Over the past decades, the web has evolved from simple single-page text oriented websites to a complex ecosystem with rich-content being fetched from multiple web servers that fall in different administrative domains. Prior studies have highlighted how degradation in web performance can cause user frustration and potentially cause webpage owners millions and billions of dollars of loss in revenue. Therefore, there has been a never-ending effort in both academia and industry to propose new ways to optimize web browsing and improve user experience in the face of ever-increasing user expectations.

In this talk, I will highlight some of the existing state-of-the-art research on web optimizations. These techniques typically rely on identifying dependencies among resources present on a webpage, and analyzing critical rendering paths to prioritize resource fetches. Furthermore, I will discuss HTTP/2 which has changed the way webpages and content is delivered over the Internet. For instance, one of the new features in HTTP/2 is server push, which enables servers to preemptively send resources to clients. While a lot of prior work focuses on proposing techniques to deploy server push and improve webpage performance, we discuss how the benefits of such solutions are undermined by the fragmented nature of modern web, requiring first-party content publishers to consistently coordinate with third-parties to configure server push. To solve this, I will talk about ATOMIX---a data-driven approach that allows third-parties to discover pushable resources without requiring any coordination with the first-party content publisher. At a high level, ATOMIX discovers pushable resources by analyzing patterns in HTTP request logs at the server-side using a Markovian transition matrix. Furthermore, ATOMIX is able to evaluate server push effectiveness in an online fashion and adjust the transition matrix accordingly to achieve high precision.

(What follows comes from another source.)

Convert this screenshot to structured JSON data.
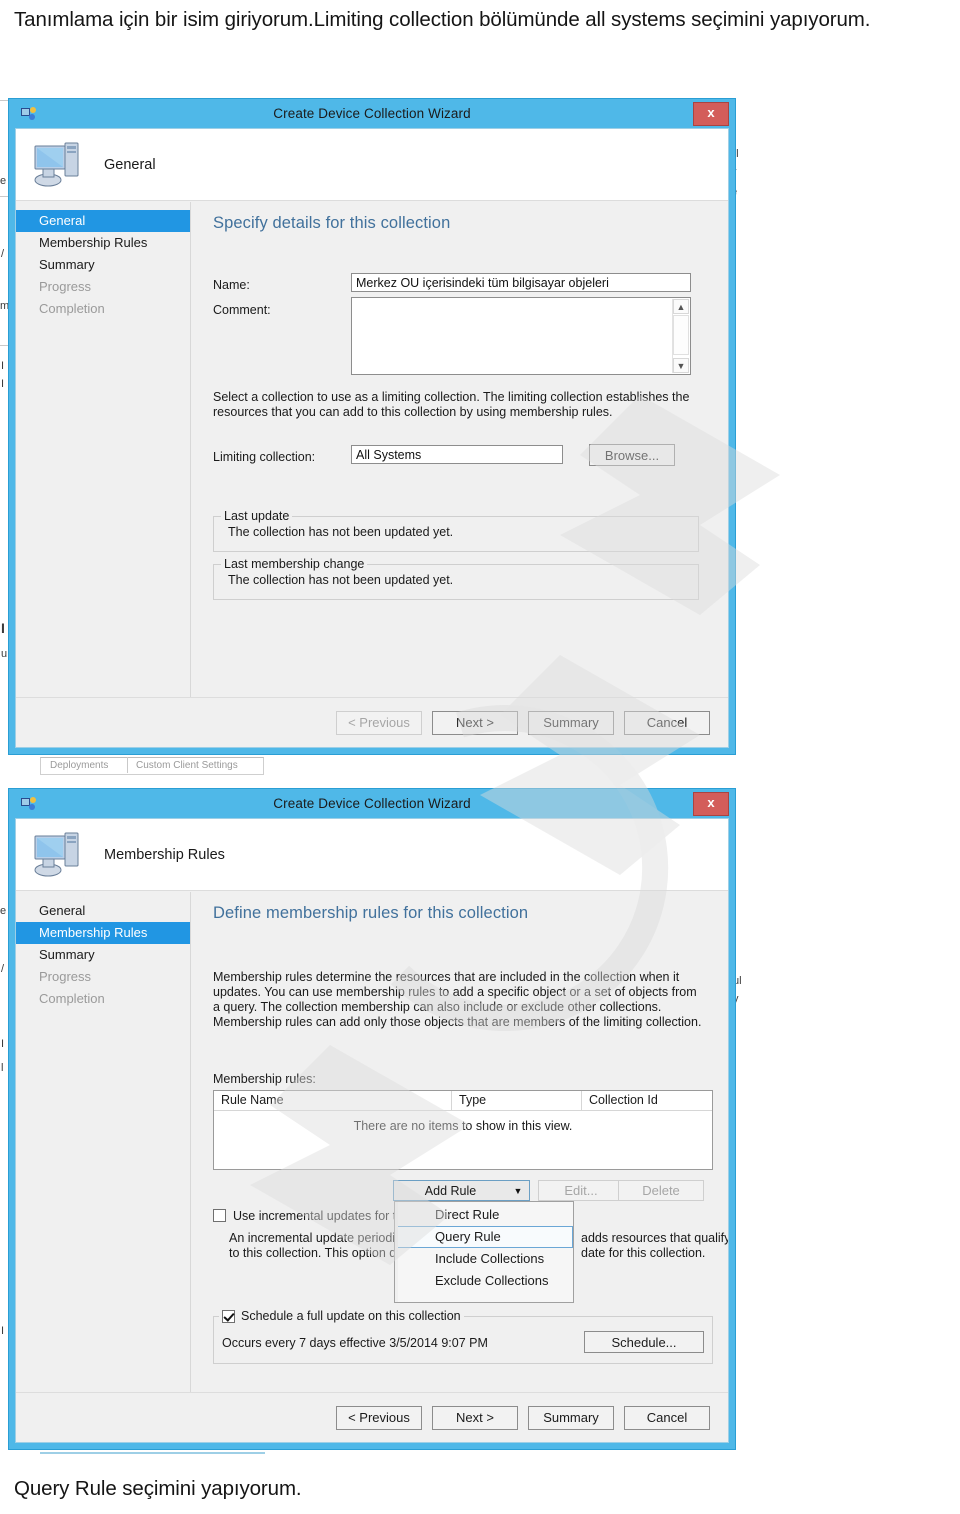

5th year PhD student | Advisor: Zubair Shafiq | Area of research:  video delivery, video/web QoE, and interconnection strategies

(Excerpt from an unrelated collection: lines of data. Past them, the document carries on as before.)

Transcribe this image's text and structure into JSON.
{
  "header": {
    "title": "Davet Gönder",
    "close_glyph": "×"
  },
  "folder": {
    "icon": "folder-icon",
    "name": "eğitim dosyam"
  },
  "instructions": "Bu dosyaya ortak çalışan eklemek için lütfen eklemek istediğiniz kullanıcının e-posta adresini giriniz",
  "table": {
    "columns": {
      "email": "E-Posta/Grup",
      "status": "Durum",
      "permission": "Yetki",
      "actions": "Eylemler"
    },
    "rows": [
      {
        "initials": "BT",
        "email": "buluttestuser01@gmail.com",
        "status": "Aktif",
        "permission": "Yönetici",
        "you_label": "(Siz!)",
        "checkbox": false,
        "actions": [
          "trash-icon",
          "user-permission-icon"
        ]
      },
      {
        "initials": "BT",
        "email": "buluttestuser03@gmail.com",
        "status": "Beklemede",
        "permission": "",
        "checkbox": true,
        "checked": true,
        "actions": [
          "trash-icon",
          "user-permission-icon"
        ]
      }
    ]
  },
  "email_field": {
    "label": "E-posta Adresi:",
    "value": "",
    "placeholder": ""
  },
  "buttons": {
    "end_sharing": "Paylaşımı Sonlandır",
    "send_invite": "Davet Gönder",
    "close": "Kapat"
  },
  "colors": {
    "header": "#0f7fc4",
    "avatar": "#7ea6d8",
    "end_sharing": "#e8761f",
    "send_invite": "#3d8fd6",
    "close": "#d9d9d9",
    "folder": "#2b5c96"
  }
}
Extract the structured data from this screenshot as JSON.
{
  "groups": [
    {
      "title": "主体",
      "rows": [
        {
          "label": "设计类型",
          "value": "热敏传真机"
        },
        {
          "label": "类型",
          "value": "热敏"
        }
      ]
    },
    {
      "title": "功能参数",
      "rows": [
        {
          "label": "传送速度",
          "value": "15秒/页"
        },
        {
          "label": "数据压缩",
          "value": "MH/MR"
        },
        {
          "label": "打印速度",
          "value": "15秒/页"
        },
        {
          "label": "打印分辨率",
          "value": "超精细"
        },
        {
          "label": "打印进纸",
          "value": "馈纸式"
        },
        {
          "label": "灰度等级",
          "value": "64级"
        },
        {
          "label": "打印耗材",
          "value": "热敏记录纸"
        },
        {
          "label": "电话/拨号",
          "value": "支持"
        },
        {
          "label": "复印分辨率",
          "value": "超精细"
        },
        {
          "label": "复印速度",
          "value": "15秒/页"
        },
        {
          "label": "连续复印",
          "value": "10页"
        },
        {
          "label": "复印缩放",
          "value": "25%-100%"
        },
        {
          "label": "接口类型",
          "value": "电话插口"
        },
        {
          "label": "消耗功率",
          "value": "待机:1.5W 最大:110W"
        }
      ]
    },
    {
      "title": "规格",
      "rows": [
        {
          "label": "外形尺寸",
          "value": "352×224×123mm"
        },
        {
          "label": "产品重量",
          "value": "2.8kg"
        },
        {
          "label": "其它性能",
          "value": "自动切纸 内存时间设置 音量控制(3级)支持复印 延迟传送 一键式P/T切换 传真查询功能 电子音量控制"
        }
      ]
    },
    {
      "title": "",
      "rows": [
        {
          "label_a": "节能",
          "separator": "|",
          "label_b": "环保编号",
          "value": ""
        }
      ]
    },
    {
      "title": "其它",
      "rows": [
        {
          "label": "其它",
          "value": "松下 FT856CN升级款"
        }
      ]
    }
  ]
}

Keynote Speaker Kasturi Varadarajan

Title: The K-Center Problem: Some Algorithmic Aspects 

Kasturi Varadarajan - UIowaCS Professor

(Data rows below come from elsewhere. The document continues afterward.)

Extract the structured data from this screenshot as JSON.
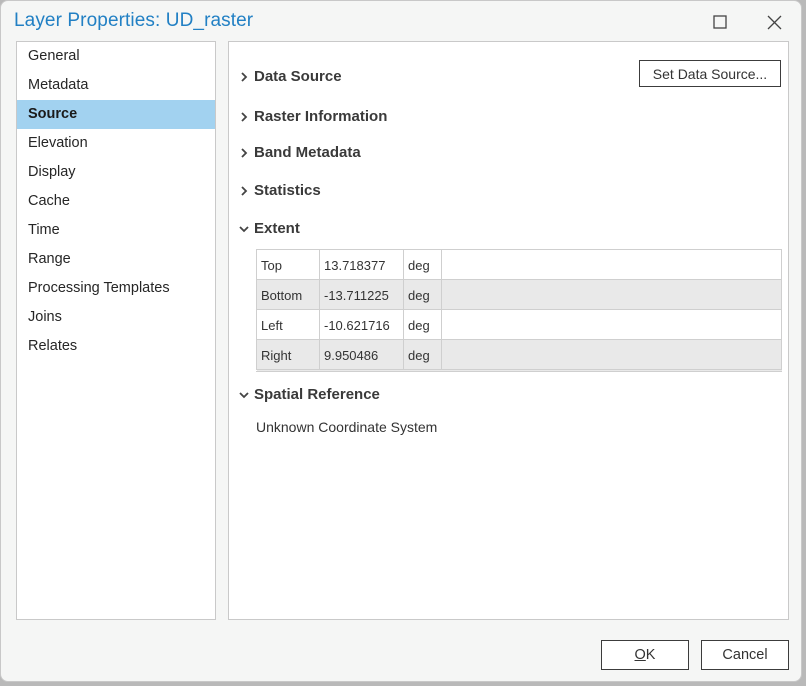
{
  "window": {
    "title": "Layer Properties: UD_raster",
    "maximize_icon": "maximize-icon",
    "close_icon": "close-icon"
  },
  "sidebar": {
    "selected": "Source",
    "items": [
      {
        "label": "General"
      },
      {
        "label": "Metadata"
      },
      {
        "label": "Source"
      },
      {
        "label": "Elevation"
      },
      {
        "label": "Display"
      },
      {
        "label": "Cache"
      },
      {
        "label": "Time"
      },
      {
        "label": "Range"
      },
      {
        "label": "Processing Templates"
      },
      {
        "label": "Joins"
      },
      {
        "label": "Relates"
      }
    ]
  },
  "content": {
    "set_data_source_label": "Set Data Source...",
    "sections": [
      {
        "label": "Data Source",
        "expanded": false,
        "icon": "chevron-right-icon"
      },
      {
        "label": "Raster Information",
        "expanded": false,
        "icon": "chevron-right-icon"
      },
      {
        "label": "Band Metadata",
        "expanded": false,
        "icon": "chevron-right-icon"
      },
      {
        "label": "Statistics",
        "expanded": false,
        "icon": "chevron-right-icon"
      },
      {
        "label": "Extent",
        "expanded": true,
        "icon": "chevron-down-icon"
      },
      {
        "label": "Spatial Reference",
        "expanded": true,
        "icon": "chevron-down-icon"
      }
    ],
    "extent": {
      "rows": [
        {
          "name": "Top",
          "value": "13.718377",
          "unit": "deg"
        },
        {
          "name": "Bottom",
          "value": "-13.711225",
          "unit": "deg"
        },
        {
          "name": "Left",
          "value": "-10.621716",
          "unit": "deg"
        },
        {
          "name": "Right",
          "value": "9.950486",
          "unit": "deg"
        }
      ]
    },
    "spatial_reference": {
      "text": "Unknown Coordinate System"
    }
  },
  "footer": {
    "ok_mnemonic": "O",
    "ok_rest": "K",
    "cancel_label": "Cancel"
  },
  "colors": {
    "title": "#2280c4",
    "selected_bg": "#a2d2f0",
    "dialog_bg": "#f5f6f5"
  }
}
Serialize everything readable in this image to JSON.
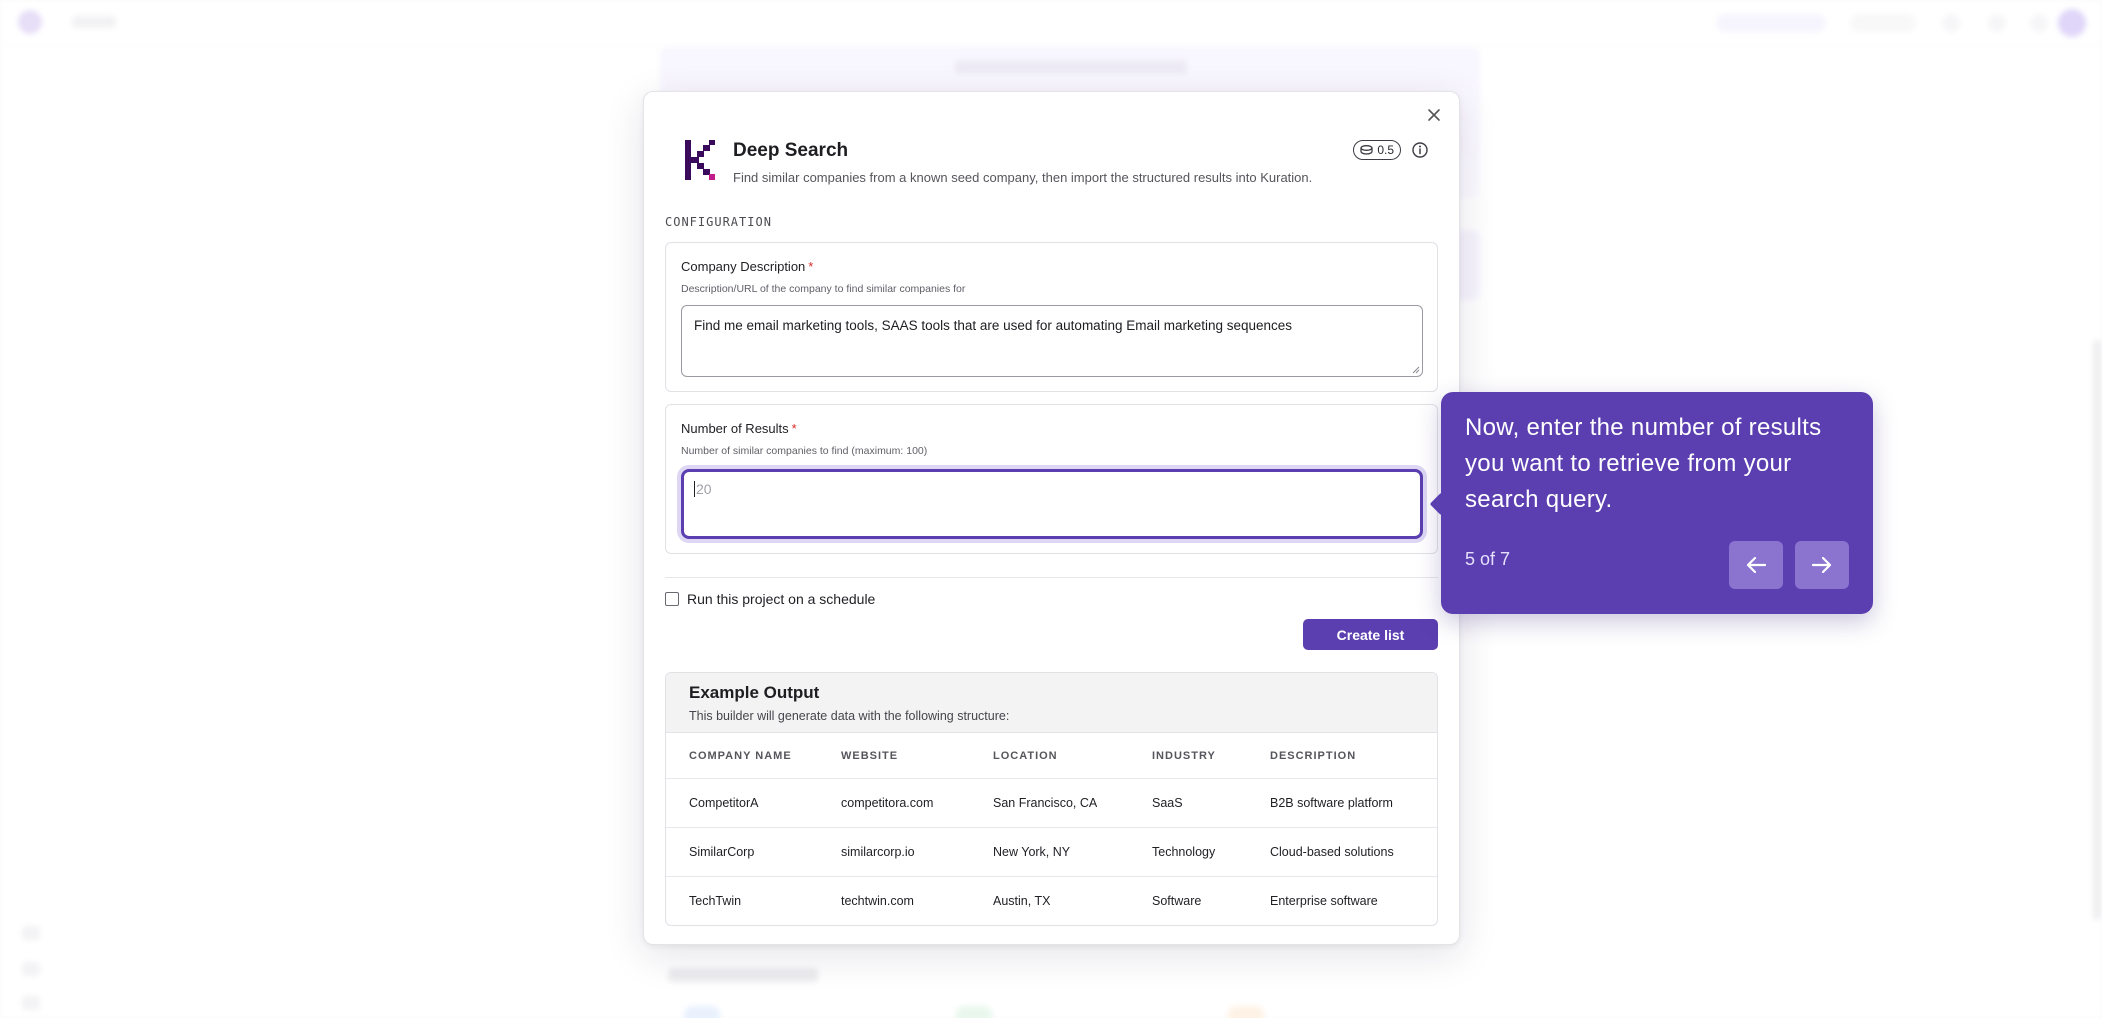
{
  "modal": {
    "title": "Deep Search",
    "subtitle": "Find similar companies from a known seed company, then import the structured results into Kuration.",
    "credit_cost": "0.5",
    "config_label": "CONFIGURATION",
    "company_description": {
      "label": "Company Description",
      "required_mark": "*",
      "help": "Description/URL of the company to find similar companies for",
      "value": "Find me email marketing tools, SAAS tools that are used for automating Email marketing sequences"
    },
    "number_of_results": {
      "label": "Number of Results",
      "required_mark": "*",
      "help": "Number of similar companies to find (maximum: 100)",
      "placeholder": "20"
    },
    "schedule_label": "Run this project on a schedule",
    "create_button": "Create list",
    "example_output": {
      "title": "Example Output",
      "subtitle": "This builder will generate data with the following structure:",
      "columns": [
        "COMPANY NAME",
        "WEBSITE",
        "LOCATION",
        "INDUSTRY",
        "DESCRIPTION"
      ],
      "rows": [
        [
          "CompetitorA",
          "competitora.com",
          "San Francisco, CA",
          "SaaS",
          "B2B software platform"
        ],
        [
          "SimilarCorp",
          "similarcorp.io",
          "New York, NY",
          "Technology",
          "Cloud-based solutions"
        ],
        [
          "TechTwin",
          "techtwin.com",
          "Austin, TX",
          "Software",
          "Enterprise software"
        ]
      ]
    }
  },
  "tour": {
    "text": "Now, enter the number of results you want to retrieve from your search query.",
    "step": "5 of 7"
  },
  "colors": {
    "accent": "#5b3fb0",
    "tooltip_button": "#8a74d0",
    "required": "#d42c2c"
  },
  "icons": {
    "close": "close-icon",
    "info": "info-icon",
    "credit": "coin-stack-icon",
    "prev": "arrow-left-icon",
    "next": "arrow-right-icon",
    "brand": "kuration-logo"
  }
}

Abstract:

K-Center is a well known optimization problem that is inspired by facility location and clustering. For more than three decades, researchers have studied algorithms for computing approximately optimal solutions for variations of this problem. We will discuss some of these variants, focusing on the algorithmic approaches that have been employed.

Research Interests: In principle, all of theoretical computer science. In practice, a subset that includes primarily parts of computational geometry, but also optimization problems on graphs and the like and polynomial time computability of equilibria in games and some economic models.


Directions

Getting to the ConferenceMap of area and symposium location

Iowa City lies just off of Interstate 80 in Eastern Iowa. Regardless of whether you are coming from the West or the East, you will want to take exit 244 off of I-80 following Dubuque Street until you intersect with Church Street. Follow Church Street as it turns into Clinton Street and continue straight until you reach the downtown area and the Pentacrest (you will see the Old Capitol to the right/West), which is the heart of the University of Iowa's campus. All of the symposium will take place in that general vicinity in MacLean Hall and W401 Pappajohn Business Building (PBB) Check out the adjacent map!